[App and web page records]
┄┄┄┄┄┄┄┄┄┄┄┄┄┄┄┄┄┄┄┄
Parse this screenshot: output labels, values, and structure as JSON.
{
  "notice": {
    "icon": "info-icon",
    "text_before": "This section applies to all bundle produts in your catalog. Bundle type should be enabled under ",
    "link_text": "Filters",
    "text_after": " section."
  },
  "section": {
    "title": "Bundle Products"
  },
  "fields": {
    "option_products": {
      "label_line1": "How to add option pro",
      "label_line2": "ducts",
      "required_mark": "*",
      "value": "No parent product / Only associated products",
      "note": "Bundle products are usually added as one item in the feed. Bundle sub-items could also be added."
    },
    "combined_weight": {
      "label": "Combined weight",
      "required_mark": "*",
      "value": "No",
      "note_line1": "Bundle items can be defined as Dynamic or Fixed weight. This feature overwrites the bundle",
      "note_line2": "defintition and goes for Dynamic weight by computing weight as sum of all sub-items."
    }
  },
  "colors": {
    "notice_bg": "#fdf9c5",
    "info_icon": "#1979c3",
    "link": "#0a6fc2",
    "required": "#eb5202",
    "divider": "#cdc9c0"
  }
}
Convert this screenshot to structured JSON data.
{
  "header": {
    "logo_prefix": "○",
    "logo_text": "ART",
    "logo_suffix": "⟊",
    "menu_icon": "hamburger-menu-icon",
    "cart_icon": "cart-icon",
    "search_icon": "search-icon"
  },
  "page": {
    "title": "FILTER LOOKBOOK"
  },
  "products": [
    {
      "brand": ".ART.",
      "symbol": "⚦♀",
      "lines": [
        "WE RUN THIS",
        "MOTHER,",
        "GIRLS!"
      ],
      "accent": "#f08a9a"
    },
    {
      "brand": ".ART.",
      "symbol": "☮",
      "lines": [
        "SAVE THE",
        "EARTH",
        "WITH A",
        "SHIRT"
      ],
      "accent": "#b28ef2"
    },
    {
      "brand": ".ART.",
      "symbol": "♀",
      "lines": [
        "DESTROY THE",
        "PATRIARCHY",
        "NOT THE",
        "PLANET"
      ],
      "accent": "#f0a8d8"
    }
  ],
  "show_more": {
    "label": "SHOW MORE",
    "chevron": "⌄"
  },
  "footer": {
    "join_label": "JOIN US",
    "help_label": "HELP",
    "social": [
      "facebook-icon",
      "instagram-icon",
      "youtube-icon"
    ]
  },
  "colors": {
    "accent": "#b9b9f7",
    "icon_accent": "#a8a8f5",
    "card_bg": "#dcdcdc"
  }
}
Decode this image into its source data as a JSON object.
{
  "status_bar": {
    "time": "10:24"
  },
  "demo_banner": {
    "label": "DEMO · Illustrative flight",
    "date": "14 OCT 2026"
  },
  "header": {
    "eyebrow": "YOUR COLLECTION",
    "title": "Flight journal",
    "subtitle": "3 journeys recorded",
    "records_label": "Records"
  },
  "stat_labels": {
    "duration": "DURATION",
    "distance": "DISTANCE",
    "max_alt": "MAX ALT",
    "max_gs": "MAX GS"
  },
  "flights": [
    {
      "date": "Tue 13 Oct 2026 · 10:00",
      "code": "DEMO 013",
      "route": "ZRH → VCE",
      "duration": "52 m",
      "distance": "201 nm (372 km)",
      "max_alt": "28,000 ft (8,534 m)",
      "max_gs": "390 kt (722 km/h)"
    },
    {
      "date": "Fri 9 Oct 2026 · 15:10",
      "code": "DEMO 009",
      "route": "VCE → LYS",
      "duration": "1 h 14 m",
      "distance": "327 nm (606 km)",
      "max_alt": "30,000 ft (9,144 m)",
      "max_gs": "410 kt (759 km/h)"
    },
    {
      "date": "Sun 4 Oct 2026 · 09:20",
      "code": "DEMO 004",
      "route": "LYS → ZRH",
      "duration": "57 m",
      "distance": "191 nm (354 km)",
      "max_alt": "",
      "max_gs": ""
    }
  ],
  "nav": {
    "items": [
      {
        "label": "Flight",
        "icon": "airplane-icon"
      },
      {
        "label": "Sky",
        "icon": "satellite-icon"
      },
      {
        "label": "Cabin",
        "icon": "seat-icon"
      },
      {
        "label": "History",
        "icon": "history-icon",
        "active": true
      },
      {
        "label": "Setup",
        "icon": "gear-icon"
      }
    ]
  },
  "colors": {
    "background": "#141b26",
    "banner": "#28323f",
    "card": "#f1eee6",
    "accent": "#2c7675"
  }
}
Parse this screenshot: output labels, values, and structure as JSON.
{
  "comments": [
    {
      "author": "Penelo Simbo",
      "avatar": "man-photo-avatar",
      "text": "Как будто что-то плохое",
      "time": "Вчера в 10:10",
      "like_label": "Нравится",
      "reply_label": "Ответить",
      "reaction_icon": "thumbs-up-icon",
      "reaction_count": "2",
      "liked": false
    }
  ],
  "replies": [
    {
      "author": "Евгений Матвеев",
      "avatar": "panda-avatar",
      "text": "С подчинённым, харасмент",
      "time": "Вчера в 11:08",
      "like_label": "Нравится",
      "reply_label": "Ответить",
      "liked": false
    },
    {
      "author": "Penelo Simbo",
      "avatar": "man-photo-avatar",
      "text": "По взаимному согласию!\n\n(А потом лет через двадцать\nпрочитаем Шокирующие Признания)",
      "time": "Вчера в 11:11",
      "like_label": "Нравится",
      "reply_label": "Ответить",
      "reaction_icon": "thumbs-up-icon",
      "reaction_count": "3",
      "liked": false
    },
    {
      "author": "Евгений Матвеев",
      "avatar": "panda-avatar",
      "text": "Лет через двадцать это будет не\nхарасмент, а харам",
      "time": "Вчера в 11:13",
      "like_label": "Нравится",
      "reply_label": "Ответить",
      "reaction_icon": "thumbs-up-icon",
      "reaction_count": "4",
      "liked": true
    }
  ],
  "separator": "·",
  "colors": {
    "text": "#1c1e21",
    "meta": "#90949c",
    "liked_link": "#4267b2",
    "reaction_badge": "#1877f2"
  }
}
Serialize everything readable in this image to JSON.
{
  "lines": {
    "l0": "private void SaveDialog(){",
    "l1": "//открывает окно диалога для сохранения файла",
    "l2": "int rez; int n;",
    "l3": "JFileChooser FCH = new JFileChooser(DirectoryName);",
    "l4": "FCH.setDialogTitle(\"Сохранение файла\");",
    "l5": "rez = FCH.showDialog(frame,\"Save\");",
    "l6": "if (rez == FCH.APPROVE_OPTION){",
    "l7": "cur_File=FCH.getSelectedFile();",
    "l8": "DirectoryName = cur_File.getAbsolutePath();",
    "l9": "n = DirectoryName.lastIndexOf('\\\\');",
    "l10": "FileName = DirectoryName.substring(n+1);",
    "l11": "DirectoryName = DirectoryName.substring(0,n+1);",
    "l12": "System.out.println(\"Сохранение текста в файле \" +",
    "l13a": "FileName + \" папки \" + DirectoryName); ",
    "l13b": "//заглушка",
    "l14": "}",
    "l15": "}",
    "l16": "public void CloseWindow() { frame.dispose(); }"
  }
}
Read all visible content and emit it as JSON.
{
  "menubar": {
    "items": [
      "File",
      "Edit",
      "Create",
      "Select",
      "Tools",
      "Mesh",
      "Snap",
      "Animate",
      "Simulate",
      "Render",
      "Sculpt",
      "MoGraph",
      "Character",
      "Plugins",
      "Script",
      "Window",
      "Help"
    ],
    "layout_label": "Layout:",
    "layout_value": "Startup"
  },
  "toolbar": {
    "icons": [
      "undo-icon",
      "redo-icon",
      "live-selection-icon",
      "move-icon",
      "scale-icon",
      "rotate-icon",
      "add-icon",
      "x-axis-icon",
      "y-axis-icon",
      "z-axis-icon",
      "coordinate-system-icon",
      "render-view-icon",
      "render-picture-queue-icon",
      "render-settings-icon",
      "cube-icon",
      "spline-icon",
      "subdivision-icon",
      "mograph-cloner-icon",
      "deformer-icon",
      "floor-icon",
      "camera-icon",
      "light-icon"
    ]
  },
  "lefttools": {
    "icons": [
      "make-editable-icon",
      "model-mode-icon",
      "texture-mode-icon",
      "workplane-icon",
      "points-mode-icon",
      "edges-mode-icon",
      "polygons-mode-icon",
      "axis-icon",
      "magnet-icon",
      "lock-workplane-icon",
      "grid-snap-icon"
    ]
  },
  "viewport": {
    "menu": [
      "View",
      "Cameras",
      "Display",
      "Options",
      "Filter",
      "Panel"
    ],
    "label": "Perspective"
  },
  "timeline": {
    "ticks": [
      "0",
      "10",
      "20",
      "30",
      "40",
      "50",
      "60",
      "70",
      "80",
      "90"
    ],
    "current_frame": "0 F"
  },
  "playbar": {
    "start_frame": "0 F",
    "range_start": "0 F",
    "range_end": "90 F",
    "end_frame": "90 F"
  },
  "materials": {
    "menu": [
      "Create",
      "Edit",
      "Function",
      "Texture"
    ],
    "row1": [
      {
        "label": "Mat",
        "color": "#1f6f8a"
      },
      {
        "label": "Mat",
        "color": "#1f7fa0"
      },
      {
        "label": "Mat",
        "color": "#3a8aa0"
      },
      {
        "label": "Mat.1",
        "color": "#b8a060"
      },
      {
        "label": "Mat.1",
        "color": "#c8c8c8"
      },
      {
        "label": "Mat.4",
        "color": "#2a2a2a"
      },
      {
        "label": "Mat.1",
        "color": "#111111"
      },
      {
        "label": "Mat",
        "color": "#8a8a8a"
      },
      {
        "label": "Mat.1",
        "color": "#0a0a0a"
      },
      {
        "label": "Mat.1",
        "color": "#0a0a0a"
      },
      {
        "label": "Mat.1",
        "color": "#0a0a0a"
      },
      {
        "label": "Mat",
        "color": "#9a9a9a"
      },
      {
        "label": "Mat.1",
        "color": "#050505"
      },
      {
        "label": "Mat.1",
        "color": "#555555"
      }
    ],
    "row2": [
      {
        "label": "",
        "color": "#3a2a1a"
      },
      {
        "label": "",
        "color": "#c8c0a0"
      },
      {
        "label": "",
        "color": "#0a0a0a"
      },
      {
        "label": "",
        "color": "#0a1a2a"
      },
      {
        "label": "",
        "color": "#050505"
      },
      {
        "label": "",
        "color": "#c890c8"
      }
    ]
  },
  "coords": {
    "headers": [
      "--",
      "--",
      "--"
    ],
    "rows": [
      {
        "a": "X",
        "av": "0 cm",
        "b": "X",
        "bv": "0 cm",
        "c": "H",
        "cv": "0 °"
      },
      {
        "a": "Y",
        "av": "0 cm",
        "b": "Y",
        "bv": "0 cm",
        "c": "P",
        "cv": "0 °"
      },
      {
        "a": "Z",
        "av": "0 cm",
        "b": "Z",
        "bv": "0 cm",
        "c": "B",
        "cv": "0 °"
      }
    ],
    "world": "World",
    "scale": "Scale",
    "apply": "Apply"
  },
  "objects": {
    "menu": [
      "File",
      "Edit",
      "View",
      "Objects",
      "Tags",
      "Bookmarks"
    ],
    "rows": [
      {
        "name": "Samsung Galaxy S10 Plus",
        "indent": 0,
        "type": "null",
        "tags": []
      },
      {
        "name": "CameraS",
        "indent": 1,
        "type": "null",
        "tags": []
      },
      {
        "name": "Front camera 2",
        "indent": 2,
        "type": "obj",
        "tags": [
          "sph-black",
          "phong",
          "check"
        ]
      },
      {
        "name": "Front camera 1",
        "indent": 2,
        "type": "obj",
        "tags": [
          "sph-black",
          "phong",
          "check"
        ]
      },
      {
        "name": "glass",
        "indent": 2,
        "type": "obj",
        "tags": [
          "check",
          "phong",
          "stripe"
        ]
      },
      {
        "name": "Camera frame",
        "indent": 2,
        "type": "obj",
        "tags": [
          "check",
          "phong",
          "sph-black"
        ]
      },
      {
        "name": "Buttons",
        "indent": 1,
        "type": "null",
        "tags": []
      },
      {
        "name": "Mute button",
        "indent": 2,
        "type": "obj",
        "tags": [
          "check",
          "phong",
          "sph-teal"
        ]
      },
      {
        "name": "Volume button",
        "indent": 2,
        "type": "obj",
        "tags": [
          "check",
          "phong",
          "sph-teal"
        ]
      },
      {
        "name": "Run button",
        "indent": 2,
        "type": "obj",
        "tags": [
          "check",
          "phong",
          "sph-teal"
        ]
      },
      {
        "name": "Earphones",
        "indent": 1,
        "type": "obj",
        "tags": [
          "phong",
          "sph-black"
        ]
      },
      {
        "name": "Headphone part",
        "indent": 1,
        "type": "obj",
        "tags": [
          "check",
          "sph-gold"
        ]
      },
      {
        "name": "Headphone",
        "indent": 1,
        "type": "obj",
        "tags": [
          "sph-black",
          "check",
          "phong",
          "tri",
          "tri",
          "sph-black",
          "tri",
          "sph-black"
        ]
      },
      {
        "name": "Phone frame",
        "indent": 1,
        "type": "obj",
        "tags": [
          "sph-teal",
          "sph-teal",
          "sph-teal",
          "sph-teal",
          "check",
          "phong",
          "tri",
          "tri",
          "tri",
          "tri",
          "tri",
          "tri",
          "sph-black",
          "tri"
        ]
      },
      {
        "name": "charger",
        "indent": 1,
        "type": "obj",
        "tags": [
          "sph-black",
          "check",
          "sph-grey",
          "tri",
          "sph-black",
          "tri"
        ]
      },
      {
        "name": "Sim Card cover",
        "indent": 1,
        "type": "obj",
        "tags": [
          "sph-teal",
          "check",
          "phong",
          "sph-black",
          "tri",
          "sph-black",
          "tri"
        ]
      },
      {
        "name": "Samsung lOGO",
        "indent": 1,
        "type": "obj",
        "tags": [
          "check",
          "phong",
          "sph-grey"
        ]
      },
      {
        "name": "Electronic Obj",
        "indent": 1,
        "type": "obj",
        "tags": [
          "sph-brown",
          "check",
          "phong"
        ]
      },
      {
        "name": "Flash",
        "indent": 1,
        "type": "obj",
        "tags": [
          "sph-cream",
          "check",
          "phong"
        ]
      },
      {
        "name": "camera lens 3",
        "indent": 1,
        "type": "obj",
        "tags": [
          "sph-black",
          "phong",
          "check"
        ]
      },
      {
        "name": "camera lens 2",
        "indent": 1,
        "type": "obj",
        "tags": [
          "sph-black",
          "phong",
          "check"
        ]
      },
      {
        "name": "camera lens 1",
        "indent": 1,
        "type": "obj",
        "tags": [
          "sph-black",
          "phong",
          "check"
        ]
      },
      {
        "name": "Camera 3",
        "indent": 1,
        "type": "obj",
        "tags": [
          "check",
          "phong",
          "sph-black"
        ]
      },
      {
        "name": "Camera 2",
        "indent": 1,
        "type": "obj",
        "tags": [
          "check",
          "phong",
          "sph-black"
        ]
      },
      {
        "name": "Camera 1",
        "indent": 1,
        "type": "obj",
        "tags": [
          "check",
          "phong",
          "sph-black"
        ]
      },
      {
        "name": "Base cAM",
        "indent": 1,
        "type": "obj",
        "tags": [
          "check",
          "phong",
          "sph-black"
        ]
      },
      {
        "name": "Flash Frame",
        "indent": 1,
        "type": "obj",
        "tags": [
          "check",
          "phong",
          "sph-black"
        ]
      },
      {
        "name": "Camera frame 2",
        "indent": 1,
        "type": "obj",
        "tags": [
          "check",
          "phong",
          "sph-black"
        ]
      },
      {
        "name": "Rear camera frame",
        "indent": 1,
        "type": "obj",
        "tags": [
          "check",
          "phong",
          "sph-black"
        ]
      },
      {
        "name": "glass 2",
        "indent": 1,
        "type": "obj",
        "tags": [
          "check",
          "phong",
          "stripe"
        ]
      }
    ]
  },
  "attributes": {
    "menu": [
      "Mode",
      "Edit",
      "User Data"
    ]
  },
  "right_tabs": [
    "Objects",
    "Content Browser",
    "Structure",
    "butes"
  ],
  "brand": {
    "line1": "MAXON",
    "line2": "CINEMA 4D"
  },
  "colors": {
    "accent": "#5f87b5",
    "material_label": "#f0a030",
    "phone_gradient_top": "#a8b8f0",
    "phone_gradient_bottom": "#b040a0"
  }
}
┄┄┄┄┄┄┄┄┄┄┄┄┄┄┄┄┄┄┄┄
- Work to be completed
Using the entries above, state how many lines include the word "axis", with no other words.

- Completed exercise
4